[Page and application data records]
----

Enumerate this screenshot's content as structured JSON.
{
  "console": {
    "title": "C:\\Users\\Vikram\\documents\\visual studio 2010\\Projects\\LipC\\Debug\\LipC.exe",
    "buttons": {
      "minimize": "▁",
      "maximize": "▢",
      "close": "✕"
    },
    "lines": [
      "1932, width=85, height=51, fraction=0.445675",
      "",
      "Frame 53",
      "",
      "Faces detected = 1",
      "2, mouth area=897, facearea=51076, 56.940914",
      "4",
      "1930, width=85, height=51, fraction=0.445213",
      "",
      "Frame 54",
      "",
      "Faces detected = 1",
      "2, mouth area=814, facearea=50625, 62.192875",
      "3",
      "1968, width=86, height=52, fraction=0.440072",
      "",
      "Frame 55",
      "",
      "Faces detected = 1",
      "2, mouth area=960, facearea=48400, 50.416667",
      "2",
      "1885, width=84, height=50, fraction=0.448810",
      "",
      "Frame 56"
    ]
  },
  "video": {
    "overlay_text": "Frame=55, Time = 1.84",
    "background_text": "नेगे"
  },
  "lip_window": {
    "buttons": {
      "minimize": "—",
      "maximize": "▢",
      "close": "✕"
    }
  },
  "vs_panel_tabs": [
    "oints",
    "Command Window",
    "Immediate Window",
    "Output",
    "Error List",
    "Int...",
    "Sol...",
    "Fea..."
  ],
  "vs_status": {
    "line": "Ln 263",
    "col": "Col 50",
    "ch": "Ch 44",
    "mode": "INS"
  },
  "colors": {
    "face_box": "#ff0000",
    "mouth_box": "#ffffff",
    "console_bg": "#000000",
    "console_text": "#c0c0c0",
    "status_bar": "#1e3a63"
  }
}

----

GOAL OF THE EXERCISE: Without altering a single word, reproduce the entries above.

YOUR RESPONSE:
Enumerate this screenshot's content as structured JSON.
{
  "console": {
    "title": "C:\\Users\\Vikram\\documents\\visual studio 2010\\Projects\\LipC\\Debug\\LipC.exe",
    "buttons": {
      "minimize": "▁",
      "maximize": "▢",
      "close": "✕"
    },
    "lines": [
      "1932, width=85, height=51, fraction=0.445675",
      "",
      "Frame 53",
      "",
      "Faces detected = 1",
      "2, mouth area=897, facearea=51076, 56.940914",
      "4",
      "1930, width=85, height=51, fraction=0.445213",
      "",
      "Frame 54",
      "",
      "Faces detected = 1",
      "2, mouth area=814, facearea=50625, 62.192875",
      "3",
      "1968, width=86, height=52, fraction=0.440072",
      "",
      "Frame 55",
      "",
      "Faces detected = 1",
      "2, mouth area=960, facearea=48400, 50.416667",
      "2",
      "1885, width=84, height=50, fraction=0.448810",
      "",
      "Frame 56"
    ]
  },
  "video": {
    "overlay_text": "Frame=55, Time = 1.84",
    "background_text": "नेगे"
  },
  "lip_window": {
    "buttons": {
      "minimize": "—",
      "maximize": "▢",
      "close": "✕"
    }
  },
  "vs_panel_tabs": [
    "oints",
    "Command Window",
    "Immediate Window",
    "Output",
    "Error List",
    "Int...",
    "Sol...",
    "Fea..."
  ],
  "vs_status": {
    "line": "Ln 263",
    "col": "Col 50",
    "ch": "Ch 44",
    "mode": "INS"
  },
  "colors": {
    "face_box": "#ff0000",
    "mouth_box": "#ffffff",
    "console_bg": "#000000",
    "console_text": "#c0c0c0",
    "status_bar": "#1e3a63"
  }
}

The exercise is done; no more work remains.